= Beginning of Section =

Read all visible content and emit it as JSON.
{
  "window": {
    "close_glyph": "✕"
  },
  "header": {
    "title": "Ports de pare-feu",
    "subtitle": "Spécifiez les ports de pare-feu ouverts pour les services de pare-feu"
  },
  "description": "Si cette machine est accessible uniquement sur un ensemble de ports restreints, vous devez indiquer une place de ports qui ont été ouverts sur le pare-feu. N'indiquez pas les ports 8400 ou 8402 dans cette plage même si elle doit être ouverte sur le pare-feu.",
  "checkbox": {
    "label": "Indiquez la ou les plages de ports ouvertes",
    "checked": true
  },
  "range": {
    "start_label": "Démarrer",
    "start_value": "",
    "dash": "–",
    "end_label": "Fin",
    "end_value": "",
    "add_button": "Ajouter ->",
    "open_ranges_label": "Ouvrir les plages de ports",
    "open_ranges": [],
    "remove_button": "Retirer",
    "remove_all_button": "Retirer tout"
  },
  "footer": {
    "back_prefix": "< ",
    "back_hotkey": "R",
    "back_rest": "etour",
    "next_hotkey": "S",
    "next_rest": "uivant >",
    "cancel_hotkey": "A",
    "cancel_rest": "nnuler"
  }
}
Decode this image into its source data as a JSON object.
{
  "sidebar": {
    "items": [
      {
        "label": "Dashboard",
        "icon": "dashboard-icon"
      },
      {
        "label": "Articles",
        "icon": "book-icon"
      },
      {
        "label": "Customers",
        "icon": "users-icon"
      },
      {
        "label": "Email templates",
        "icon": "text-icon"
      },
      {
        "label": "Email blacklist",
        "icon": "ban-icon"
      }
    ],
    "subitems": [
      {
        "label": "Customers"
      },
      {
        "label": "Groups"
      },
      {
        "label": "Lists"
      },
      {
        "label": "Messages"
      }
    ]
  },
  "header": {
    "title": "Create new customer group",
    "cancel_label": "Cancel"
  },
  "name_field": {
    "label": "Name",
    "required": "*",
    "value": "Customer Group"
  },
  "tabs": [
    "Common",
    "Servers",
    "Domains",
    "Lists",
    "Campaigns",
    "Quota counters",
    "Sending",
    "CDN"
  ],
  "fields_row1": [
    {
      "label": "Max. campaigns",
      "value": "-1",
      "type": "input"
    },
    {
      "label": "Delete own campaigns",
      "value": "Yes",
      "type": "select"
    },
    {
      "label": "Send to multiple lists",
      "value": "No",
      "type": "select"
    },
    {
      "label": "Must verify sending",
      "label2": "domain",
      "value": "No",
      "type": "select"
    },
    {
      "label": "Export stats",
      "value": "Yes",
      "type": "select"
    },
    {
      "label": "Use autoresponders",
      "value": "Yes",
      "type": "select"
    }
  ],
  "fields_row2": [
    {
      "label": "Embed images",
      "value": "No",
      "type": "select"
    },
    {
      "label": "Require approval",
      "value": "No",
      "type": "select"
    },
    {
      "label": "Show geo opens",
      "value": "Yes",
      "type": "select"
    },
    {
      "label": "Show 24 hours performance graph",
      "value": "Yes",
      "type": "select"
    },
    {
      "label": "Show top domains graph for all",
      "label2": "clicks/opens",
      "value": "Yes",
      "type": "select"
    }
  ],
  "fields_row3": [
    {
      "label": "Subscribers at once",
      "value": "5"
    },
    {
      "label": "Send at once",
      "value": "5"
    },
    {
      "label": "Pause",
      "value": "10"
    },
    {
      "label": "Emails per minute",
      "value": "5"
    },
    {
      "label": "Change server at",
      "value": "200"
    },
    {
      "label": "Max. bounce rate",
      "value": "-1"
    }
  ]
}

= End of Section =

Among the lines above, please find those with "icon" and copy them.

* Solution for this problem:
        "icon": "dashboard-icon"
        "icon": "book-icon"
        "icon": "users-icon"
        "icon": "text-icon"
        "icon": "ban-icon"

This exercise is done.